Guy Fieri has brought his brand to town, and local foodies are all atwitter. The jokes just write themselves, and you can find them all over social media.
I’ve been trying to stay above the fray by ignoring it. I sent regrets on an invitation to a public relations extravaganza at the new Guy Fieri’s Smokehouse in Fourth Street Live. Apparently, if my colleague Michael Powell is to be believed, that soiree attracted a deplorable pack of food writers and bloggers with noses uniformly raised and pinkies delicately extended. Continue reading
¡Buenos días, señoras y caballeros, hermanos y hermanas! ¡La Guanaquita Restaurante es muy bueno!
Why, yes, I am speaking a little Spanish today, signing on from a sweet little new Central American eatery in the South End. Continue reading
So I surfed into LEO Weekly online the other day, and hey, what’s this? Some guy is picking on Butchertown Grocery! And wait! It gets even worse! He’s hatin’ on foodies! Continue reading
The other night, as we rolled across the Sherman Minton Bridge to New Albany for an evening at Brooklyn and the Butcher, it crossed my mind that New Albany is actually a little bit like Brooklyn.
New Albany, like Brooklyn, is a city across a river from a larger city, long ignored by its neighbors, but suddenly awash with excellent new places to dine, drink and have a good time. And as with Brooklyn, crowds are starting to make their way over to check it out.

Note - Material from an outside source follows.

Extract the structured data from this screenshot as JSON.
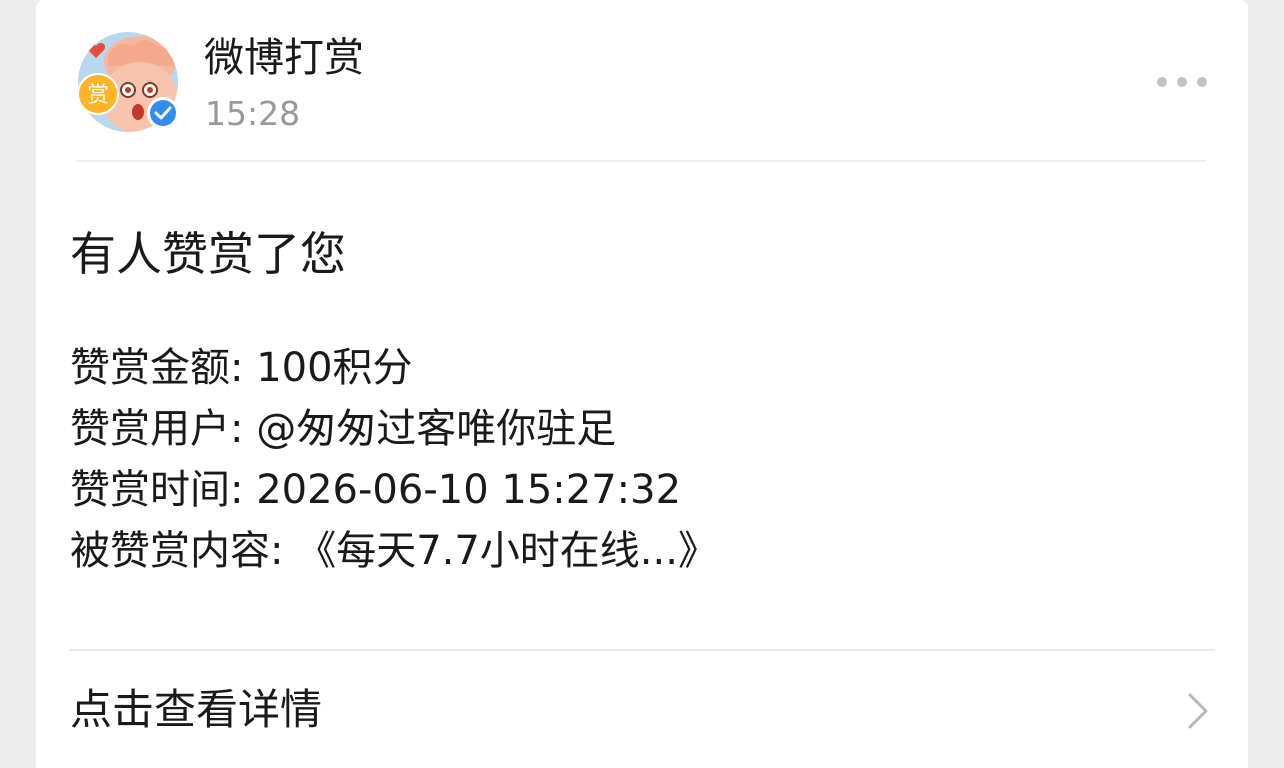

Continue reading
In every restaurant, there’s a guy who washes dishes. In a busy spot, it’s a whole troop of guys (and sometimes girls). To those of us who are lucky enough to have a line cook or prep cook’s position, these workers are our heroes. Continue reading
Kentucky’s beautiful Shakertown at Pleasant Hill is one of my favorite places anywhere. Nestled in the shady lanes and meadows of a Mercer County hilltop, this 200-year-old restored Shaker village is both a living museum and a peaceful and serene getaway.
And, completing the lure, it also boasts an excellent dining room, with first-rate upscale bistro fare served by black-clad servers in the elegant beauty of the Shaker Trustees’ House, a redbrick hostelry that dates back to the early 1800s. Continue reading
Some of Louisville’s top chefs, such as Anoosh Shariat and Bim Deitrich, have built their reputation on a string of restaurants spread over decades, making every one a success.
And then there’s Fernando Martinez, who does restaurant entrepreneurship a whole ‘nother way. With his wife, Cristina, and cousin Yaniel Martinez, Fernando keeps adding more and more restaurants to a growing squadron of fine eateries that all run simultaneously. This is no cookie-cutter chain either, but a variety of excellent restaurants, all different in style and even national origin. Continue reading
I won’t deny that being a restaurant critic is fun, but it’s hard work also. And there is one truly significant downside: When duty calls you to eat out someplace new every week, it’s not easy to return to dine casually at places that make you happy.
Nevertheless, there’s a handful, or maybe two, of local eateries that please me enough – and, frankly, are affordable enough – that I’m likely to drop in now and then even when I’m not wearing my food-critic’s chapeau.
One of those is Eiderdown. Continue reading
In case you hadn’t noticed, summer has clamped down on us fully now. It’s 95 outside as I write this, and the central air is struggling. The humidity? Don’t even ask. It’s as if the giant evil spaceship in Independence Day: Resurgence is dropping down over the metro, only it’s a giant sponge dripping hot water.
Yuk. Nothing seems very appetizing when the weather is like this.
Wait! How about a big bowl of good old-fashioned pot roast? Continue reading
There’s a free-floating stainless steel ring that rests against the rinse sprayer nozzle of a commercial dish-washing machine. The ring is ostensibly there to prevent the nozzle from flailing about when released.
In reality, it’s a sleigh bell.
When a kitchen is really rocking, that little ring jingles and jangles constantly as the dishwasher shakes the nozzle back and forth, rinsing plates and pots. Continue reading
What’s my favorite national fare? How about “Whatever I had last”?
If you press me, though, I’m a big fan of all the cuisines of Asia, from the Levant through Iran, all the ‘stans and India, across Southeast Asia to China, Korea and Japan. Continue reading
First there was karma. Then there was khorma. And now I have a new favorite Indian restaurant.